Information supplied:
# # #

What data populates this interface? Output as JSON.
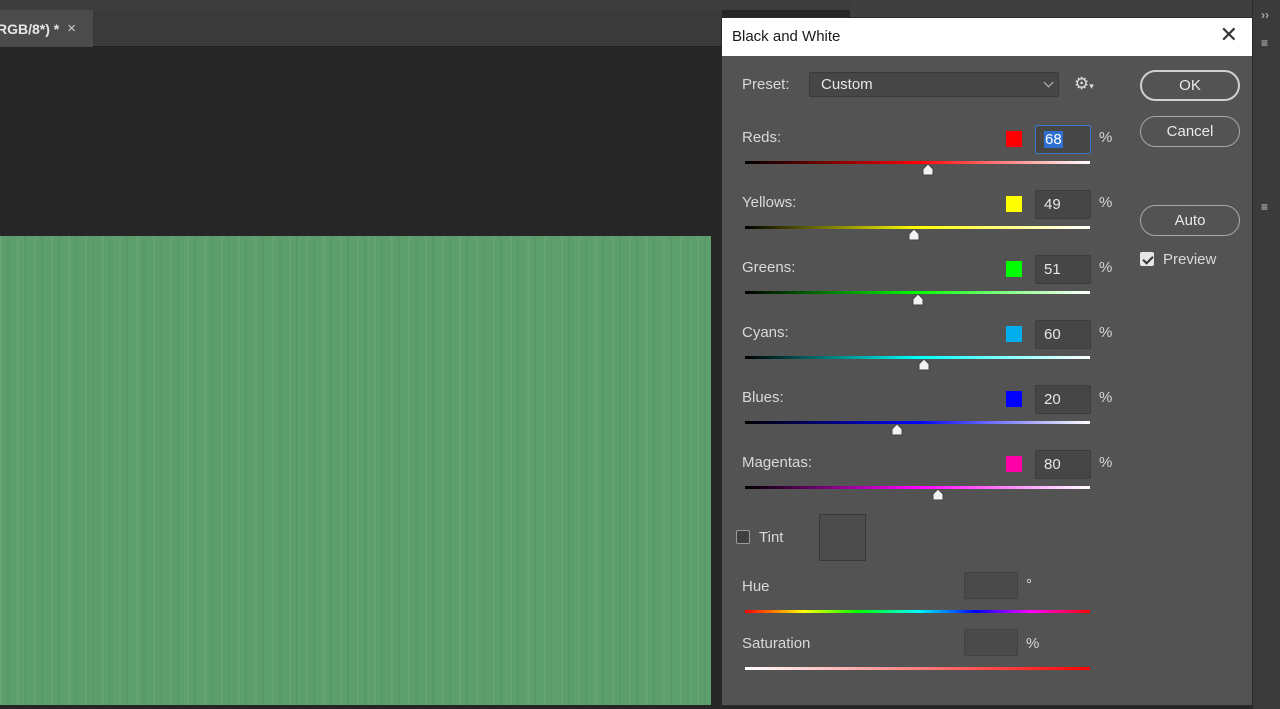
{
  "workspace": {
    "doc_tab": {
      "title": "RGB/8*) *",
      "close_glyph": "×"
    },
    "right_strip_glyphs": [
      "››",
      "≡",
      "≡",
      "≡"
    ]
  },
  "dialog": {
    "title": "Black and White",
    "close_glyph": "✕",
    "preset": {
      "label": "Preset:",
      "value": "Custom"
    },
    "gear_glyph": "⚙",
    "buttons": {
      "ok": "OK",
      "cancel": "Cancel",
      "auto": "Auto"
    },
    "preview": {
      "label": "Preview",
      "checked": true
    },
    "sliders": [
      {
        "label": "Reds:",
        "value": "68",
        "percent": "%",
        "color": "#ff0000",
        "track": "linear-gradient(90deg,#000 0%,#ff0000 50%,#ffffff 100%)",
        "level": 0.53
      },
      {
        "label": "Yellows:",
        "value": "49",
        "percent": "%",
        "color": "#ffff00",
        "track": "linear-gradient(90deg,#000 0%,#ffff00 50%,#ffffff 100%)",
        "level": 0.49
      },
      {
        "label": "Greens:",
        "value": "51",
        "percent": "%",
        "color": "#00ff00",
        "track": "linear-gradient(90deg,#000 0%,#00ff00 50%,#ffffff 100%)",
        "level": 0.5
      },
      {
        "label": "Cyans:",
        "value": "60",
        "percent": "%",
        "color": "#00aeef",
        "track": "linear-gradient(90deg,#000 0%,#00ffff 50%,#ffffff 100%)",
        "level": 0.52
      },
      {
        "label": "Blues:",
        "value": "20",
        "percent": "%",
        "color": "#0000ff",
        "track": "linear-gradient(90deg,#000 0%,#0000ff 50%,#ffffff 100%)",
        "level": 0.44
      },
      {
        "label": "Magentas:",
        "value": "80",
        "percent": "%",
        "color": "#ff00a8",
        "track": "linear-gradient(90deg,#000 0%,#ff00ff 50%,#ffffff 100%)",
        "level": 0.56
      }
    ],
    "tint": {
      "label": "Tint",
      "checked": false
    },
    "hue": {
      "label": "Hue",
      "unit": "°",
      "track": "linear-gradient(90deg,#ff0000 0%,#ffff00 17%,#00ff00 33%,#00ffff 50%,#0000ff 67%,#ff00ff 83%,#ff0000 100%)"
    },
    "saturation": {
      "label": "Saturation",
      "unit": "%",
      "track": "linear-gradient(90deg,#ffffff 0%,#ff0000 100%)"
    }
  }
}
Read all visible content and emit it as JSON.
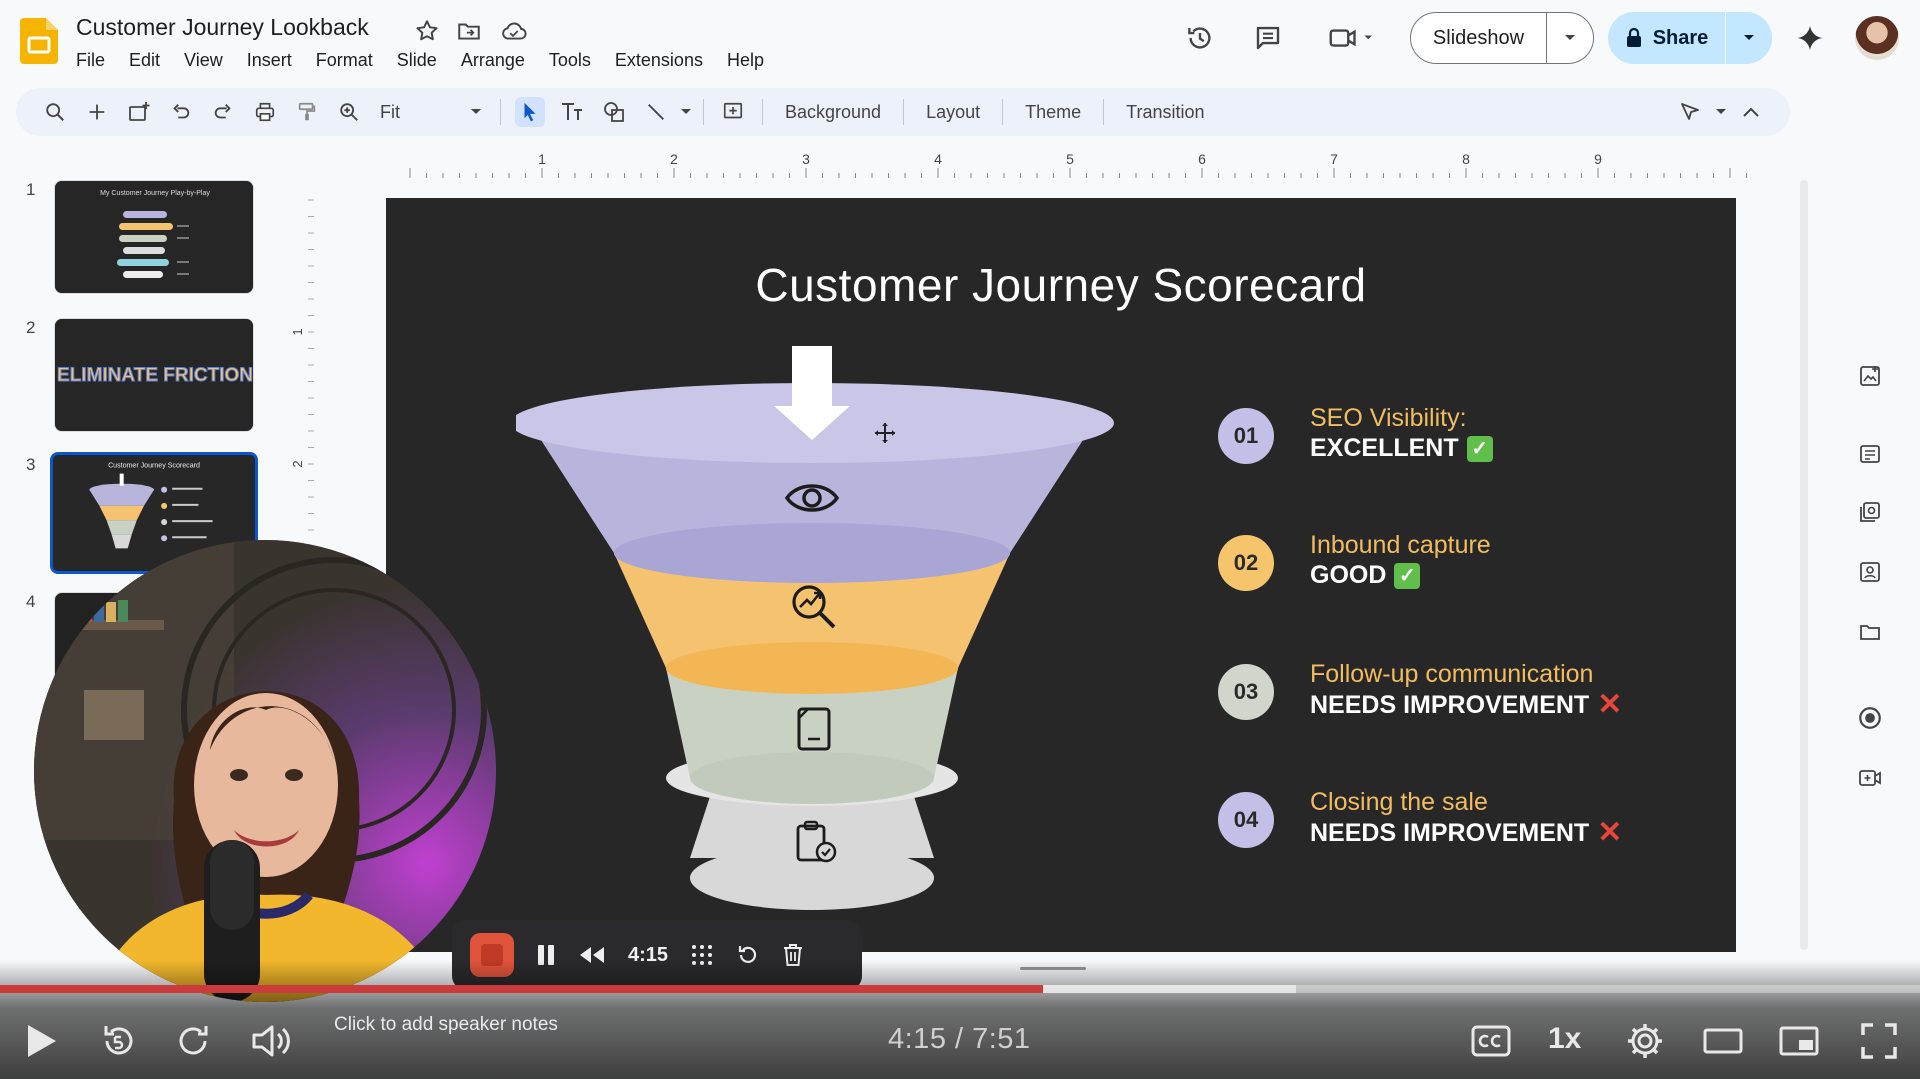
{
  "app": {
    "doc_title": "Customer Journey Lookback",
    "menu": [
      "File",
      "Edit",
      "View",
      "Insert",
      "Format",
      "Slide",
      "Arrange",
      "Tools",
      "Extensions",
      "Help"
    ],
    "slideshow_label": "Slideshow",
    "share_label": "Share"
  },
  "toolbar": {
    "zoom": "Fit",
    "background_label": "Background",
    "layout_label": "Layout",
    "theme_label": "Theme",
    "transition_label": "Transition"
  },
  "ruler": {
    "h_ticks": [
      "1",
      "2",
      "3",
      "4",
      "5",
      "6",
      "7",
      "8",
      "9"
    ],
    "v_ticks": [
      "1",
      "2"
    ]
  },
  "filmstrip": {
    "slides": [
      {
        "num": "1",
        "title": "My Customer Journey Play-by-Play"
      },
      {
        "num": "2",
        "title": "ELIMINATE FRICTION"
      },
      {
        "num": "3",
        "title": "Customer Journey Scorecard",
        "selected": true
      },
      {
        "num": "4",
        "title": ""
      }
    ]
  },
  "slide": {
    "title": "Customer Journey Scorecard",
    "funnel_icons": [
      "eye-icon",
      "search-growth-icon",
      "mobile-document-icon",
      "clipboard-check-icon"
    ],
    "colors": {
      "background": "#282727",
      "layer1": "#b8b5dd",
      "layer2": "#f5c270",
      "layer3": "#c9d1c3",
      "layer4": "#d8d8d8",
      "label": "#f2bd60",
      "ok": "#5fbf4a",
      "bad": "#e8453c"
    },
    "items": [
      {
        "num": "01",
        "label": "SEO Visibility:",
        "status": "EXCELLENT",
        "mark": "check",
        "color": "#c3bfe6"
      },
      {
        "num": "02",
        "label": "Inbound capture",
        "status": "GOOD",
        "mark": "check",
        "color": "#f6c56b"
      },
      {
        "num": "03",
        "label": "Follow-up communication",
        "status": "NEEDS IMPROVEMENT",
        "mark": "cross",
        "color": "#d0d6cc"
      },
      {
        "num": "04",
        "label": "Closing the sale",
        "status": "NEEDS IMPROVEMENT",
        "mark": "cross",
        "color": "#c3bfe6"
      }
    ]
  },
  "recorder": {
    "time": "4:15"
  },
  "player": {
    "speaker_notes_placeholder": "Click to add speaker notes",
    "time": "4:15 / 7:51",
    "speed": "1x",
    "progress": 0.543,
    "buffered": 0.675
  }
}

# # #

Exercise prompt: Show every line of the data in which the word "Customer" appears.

Task output:
    "doc_title": "Customer Journey Lookback",
        "title": "My Customer Journey Play-by-Play"
        "title": "Customer Journey Scorecard",
    "title": "Customer Journey Scorecard",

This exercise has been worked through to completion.